  28. Weight M, Collinge C. Early results of the less invasive stabilization system for mechanically unstable fractures of the distal femur (AO/OTA types A2, A3, C2, and C3). J Orthop Trauma. 2004;18(8):503-508. doi:10.1097/00005131-200409000-00005.
  29. Kolb W, Guhlmann H, Windisch C, Marx F, Kolb K, Koller H. Fixation of distal femoral fractures with the less invasive stabilization system: a minimally invasive treatment with locked fixed-angle screws. J Trauma. 2008;65(6):1425-1434. doi:10.1097/TA.0b013e318166d24a.
  30. Hanschen M, Aschenbrenner IM, Fehske K, et al. Mono- versus polyaxial locking plates in distal femur fractures: a prospective randomized multicentre clinical trial. Int Orthop. 2014;38(4):857-863. doi:10.1007/s00264-013-2210-0.

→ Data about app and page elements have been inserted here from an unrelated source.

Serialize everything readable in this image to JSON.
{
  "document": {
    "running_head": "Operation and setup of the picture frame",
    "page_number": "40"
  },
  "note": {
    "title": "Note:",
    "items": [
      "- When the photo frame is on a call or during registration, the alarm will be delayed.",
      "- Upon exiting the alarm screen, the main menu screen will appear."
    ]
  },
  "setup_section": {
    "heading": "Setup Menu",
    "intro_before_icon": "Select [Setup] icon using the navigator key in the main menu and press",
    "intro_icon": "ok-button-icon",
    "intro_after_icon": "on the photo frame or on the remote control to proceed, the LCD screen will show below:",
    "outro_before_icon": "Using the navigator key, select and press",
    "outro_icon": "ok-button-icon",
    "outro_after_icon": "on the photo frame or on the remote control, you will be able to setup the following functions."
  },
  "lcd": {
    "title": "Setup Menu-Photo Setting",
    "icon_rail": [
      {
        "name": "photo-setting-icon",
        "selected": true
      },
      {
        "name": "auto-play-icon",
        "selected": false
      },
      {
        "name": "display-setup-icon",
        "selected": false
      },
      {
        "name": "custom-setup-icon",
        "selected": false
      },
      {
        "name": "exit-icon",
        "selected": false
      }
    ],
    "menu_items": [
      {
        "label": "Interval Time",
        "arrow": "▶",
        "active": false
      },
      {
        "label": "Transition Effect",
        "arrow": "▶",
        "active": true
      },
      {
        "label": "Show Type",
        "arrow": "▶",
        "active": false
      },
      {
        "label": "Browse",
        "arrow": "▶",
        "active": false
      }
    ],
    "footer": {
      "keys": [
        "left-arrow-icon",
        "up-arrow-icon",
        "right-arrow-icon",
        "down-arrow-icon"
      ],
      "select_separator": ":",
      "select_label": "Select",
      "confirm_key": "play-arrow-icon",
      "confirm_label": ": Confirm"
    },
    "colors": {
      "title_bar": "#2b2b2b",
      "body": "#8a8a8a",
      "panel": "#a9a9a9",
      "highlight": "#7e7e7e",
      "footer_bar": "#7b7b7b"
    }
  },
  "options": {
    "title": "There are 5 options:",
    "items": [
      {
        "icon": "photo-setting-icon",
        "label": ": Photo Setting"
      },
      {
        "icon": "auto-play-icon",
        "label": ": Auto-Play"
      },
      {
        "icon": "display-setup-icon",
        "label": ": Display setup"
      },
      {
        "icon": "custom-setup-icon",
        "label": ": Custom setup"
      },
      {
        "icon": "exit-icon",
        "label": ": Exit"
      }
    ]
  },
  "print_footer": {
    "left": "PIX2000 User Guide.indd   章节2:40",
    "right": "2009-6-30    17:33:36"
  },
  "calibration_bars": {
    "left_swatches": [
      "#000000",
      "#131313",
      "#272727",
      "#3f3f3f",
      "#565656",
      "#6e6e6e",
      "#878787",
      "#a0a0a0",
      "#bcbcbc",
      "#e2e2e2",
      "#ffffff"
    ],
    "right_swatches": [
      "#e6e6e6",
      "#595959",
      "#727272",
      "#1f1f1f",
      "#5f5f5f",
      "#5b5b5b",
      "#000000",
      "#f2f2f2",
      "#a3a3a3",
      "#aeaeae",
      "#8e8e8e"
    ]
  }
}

Cite this article

Weaver MJ. Less invasive stabilization system (LISS) for distal femur fracture repair. J Med Insight. 2020;2020(17). doi:10.24296/jomi/17.

Share this Article


Filmed At:

Brigham and Women's Hospital

Article Information

Publication Date
Article ID17
Production ID0099